yeah, yeah. And thinking about like timing. It was right after that, that you and I connected. So that was pretty serendipitous.

Alessia Citro 27:03
Won't even you know, today, we hadn't seen each other and what like probably two months because things have just been crazy. And I think we've only hung out what like four times in person total. And I feel like we've known each other for like years and years. It's pretty cool. Yeah, I love it. Well, this was so wonderful. So okay, for everyone listening, come back. Tomorrow, we're going to have a mini mini episode business tip on how to create a thriving partnership. Before that, though, before we sign off, Kelsey, where can people find and connect with you? And if they're expecting, how can they work with you if they're local? Yes.

Kelsey Krueger 27:32
Thank you. So my brand is wombs in bloom OC, and you can find me on Instagram. My website is exactly that wombs in bloom oc.com And then my partnership brand is Soulshine birth. So feel free to connect with my partner there. We take inquiries via you can DM us, you can text us go to the website, we make ourselves really available.

Alessia Citro 27:55
Thank you so much. This was amazing. And I'm excited to record our business tip after this. Thank you for coming on.

Kelsey Krueger 28:01
Thanks so much lace Yeah,

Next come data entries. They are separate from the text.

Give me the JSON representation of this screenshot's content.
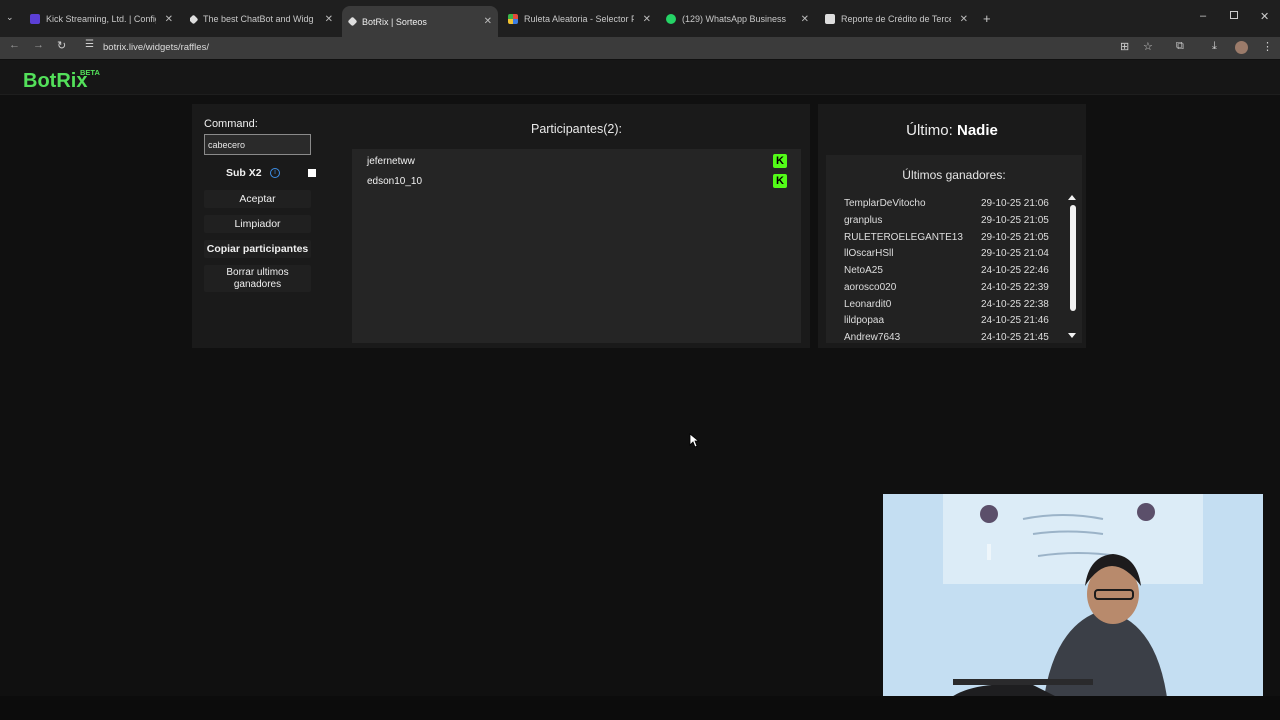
{
  "browser": {
    "tabs": [
      {
        "label": "Kick Streaming, Ltd. | Configura",
        "icon": "kick-favicon",
        "color": "#5b3fd6"
      },
      {
        "label": "The best ChatBot and Widgets",
        "icon": "botrix-favicon",
        "color": "#dddddd"
      },
      {
        "label": "BotRix | Sorteos",
        "icon": "botrix-favicon",
        "color": "#dddddd",
        "active": true
      },
      {
        "label": "Ruleta Aleatoria - Selector Pers",
        "icon": "wheel-favicon",
        "color": "#e24a3b"
      },
      {
        "label": "(129) WhatsApp Business",
        "icon": "whatsapp-favicon",
        "color": "#25d366"
      },
      {
        "label": "Reporte de Crédito de Tercero",
        "icon": "doc-favicon",
        "color": "#dddddd"
      }
    ],
    "url": "botrix.live/widgets/raffles/"
  },
  "site": {
    "logo": "BotRix",
    "beta": "BETA"
  },
  "raffle": {
    "command_label": "Command:",
    "command_value": "cabecero",
    "sub_label": "Sub X2",
    "accept_label": "Aceptar",
    "clean_label": "Limpiador",
    "copy_label": "Copiar participantes",
    "delete_label": "Borrar ultimos ganadores",
    "participants_title": "Participantes(2):",
    "participants": [
      "jefernetww",
      "edson10_10"
    ]
  },
  "winners": {
    "last_label": "Último:",
    "last_value": "Nadie",
    "title": "Últimos ganadores:",
    "rows": [
      {
        "name": "TemplarDeVitocho",
        "date": "29-10-25 21:06"
      },
      {
        "name": "granplus",
        "date": "29-10-25 21:05"
      },
      {
        "name": "RULETEROELEGANTE13",
        "date": "29-10-25 21:05"
      },
      {
        "name": "llOscarHSll",
        "date": "29-10-25 21:04"
      },
      {
        "name": "NetoA25",
        "date": "24-10-25 22:46"
      },
      {
        "name": "aorosco020",
        "date": "24-10-25 22:39"
      },
      {
        "name": "Leonardit0",
        "date": "24-10-25 22:38"
      },
      {
        "name": "lildpopaa",
        "date": "24-10-25 21:46"
      },
      {
        "name": "Andrew7643",
        "date": "24-10-25 21:45"
      }
    ]
  },
  "colors": {
    "brand_green": "#53e05a",
    "kick_green": "#53fc18",
    "background": "#101010"
  }
}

Alessia Citro 28:02
this episode was brought to you by Thea collective the learning community I found it for entrepreneurs text biz, that's BIZ 29495778709 or head to Theia dash collective dot com. That's THEIA dash collective.com to learn more. Thanks for listening to the show. If you enjoyed today's episode, please help me get the word out about the corporate drop out by screenshotting and sharing this on social. I would appreciate it so much if you would subscribe and leave a five star rating and review as well. And I do this show for you and I want to hear from you. So tell me what is it that you want more of text me at 949-541-0951 or slide into the DMS at corporate dropout official or Alessia Citro with two underscores until next time